Interface dataset entries |
# # # # # # #

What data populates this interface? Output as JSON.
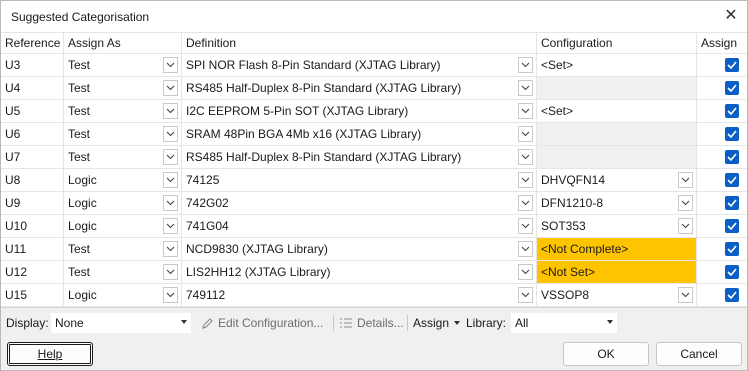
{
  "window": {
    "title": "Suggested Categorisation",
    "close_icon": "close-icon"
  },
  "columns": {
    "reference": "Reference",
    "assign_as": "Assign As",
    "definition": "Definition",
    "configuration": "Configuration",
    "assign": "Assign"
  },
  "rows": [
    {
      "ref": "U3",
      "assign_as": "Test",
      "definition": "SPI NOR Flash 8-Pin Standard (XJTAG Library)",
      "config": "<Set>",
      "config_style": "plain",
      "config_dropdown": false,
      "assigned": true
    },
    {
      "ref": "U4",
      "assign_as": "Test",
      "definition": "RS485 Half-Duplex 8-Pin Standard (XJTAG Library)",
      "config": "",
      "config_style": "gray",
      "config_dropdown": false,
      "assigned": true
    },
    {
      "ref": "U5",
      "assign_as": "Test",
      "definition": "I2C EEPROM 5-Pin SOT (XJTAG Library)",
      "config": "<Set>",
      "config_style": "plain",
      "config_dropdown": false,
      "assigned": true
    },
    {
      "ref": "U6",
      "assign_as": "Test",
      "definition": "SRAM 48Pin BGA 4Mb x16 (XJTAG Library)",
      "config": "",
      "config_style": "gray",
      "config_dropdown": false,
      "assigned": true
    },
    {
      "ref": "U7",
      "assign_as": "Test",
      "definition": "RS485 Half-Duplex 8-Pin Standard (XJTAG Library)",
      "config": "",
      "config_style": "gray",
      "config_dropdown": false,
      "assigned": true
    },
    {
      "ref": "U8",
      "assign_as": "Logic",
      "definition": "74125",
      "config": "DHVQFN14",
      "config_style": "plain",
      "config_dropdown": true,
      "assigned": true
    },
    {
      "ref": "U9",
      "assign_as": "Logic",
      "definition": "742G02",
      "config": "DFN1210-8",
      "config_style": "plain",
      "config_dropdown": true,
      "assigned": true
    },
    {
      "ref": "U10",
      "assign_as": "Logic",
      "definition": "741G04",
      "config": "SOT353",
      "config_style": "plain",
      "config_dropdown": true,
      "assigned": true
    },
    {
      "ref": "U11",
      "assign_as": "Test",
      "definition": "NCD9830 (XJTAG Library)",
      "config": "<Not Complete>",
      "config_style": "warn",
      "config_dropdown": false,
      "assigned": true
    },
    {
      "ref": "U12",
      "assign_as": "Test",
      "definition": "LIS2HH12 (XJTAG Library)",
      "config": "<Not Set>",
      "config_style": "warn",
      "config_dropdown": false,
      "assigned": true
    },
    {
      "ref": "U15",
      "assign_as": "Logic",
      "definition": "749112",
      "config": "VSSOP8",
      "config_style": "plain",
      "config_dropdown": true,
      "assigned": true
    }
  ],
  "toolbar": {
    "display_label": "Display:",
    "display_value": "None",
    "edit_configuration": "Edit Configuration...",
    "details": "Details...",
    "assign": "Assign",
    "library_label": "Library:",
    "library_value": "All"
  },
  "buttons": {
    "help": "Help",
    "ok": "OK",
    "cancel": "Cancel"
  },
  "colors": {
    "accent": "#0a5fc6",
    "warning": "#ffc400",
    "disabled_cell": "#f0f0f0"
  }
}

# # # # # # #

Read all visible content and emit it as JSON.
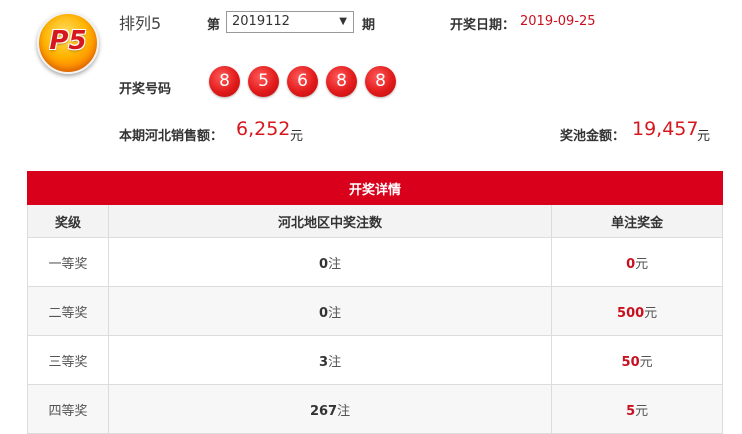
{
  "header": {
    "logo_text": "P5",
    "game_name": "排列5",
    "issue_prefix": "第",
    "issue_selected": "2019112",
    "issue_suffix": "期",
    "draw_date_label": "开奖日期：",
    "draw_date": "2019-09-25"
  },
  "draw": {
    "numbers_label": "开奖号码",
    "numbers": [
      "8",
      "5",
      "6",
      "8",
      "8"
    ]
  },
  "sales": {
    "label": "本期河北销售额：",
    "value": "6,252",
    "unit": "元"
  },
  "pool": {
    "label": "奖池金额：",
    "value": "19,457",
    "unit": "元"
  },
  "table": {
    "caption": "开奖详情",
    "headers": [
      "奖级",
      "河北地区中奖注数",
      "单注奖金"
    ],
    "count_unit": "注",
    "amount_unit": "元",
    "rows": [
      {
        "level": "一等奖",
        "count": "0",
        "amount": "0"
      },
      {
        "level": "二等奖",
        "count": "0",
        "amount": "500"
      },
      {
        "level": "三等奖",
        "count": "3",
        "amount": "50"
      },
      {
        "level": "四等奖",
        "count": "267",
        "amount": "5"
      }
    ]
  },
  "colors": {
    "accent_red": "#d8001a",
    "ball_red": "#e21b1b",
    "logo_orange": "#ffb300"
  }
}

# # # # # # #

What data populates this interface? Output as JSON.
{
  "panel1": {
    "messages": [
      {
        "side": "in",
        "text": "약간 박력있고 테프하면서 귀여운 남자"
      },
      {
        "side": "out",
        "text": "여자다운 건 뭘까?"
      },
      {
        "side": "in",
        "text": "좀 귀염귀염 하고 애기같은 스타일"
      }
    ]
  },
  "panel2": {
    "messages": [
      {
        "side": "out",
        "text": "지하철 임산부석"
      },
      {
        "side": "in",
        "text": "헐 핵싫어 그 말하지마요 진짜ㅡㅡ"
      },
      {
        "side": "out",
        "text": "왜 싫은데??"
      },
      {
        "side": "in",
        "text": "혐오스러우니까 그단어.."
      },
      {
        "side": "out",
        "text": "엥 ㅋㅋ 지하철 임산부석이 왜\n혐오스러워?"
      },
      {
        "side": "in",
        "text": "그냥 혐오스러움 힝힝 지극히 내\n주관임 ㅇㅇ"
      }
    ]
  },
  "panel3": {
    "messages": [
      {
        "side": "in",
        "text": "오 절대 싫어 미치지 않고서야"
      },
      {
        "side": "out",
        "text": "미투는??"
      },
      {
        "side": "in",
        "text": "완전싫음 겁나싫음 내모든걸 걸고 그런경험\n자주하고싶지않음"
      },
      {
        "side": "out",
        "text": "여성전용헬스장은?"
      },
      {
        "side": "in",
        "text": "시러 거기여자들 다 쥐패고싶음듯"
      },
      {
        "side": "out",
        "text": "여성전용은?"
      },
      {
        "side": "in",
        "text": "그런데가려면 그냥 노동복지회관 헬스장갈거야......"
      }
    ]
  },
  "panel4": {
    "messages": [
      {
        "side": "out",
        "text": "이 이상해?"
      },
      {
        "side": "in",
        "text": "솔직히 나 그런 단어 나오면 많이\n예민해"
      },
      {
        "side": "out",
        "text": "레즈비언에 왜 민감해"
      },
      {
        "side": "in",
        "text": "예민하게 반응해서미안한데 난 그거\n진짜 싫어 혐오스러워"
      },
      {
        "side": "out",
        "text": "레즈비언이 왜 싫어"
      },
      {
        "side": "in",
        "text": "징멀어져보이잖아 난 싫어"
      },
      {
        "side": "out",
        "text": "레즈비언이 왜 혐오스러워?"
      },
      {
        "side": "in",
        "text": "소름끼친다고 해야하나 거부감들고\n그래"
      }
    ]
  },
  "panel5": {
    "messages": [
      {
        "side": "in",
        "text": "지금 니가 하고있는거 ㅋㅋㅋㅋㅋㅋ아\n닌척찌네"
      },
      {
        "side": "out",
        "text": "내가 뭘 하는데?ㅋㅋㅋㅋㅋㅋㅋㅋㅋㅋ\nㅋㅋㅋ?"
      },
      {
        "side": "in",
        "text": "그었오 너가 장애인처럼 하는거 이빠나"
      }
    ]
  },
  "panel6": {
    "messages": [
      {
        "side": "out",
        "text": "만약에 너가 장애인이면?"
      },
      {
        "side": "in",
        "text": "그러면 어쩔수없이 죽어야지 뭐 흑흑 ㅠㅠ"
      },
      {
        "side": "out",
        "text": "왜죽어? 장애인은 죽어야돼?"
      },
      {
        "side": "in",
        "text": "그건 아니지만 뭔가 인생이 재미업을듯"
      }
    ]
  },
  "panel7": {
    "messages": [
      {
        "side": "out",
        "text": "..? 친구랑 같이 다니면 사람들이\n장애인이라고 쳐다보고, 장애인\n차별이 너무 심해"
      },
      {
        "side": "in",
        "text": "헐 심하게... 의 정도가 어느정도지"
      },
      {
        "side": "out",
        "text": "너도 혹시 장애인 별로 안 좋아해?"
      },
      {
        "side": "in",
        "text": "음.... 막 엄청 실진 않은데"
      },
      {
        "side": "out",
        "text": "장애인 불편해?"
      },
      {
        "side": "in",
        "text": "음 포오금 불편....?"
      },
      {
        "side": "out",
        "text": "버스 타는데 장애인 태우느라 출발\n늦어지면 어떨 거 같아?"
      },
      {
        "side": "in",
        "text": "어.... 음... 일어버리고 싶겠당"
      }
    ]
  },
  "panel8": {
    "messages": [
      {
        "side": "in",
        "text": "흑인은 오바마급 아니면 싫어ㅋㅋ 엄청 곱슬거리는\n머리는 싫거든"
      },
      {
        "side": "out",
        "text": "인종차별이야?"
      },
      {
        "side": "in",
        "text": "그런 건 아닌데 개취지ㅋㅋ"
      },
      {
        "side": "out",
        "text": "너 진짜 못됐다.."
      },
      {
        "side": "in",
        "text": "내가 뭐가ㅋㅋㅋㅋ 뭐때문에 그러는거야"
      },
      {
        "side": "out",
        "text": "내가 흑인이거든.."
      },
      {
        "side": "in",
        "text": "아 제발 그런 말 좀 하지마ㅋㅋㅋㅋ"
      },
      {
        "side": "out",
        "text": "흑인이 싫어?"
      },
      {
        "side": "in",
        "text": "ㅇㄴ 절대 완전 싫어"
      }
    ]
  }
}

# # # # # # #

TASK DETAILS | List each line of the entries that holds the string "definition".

YOUR RESPONSE |
    "definition": "Definition",
      "definition": "SPI NOR Flash 8-Pin Standard (XJTAG Library)",
      "definition": "RS485 Half-Duplex 8-Pin Standard (XJTAG Library)",
      "definition": "I2C EEPROM 5-Pin SOT (XJTAG Library)",
      "definition": "SRAM 48Pin BGA 4Mb x16 (XJTAG Library)",
      "definition": "RS485 Half-Duplex 8-Pin Standard (XJTAG Library)",
      "definition": "74125",
      "definition": "742G02",
      "definition": "741G04",
      "definition": "NCD9830 (XJTAG Library)",
      "definition": "LIS2HH12 (XJTAG Library)",
      "definition": "749112",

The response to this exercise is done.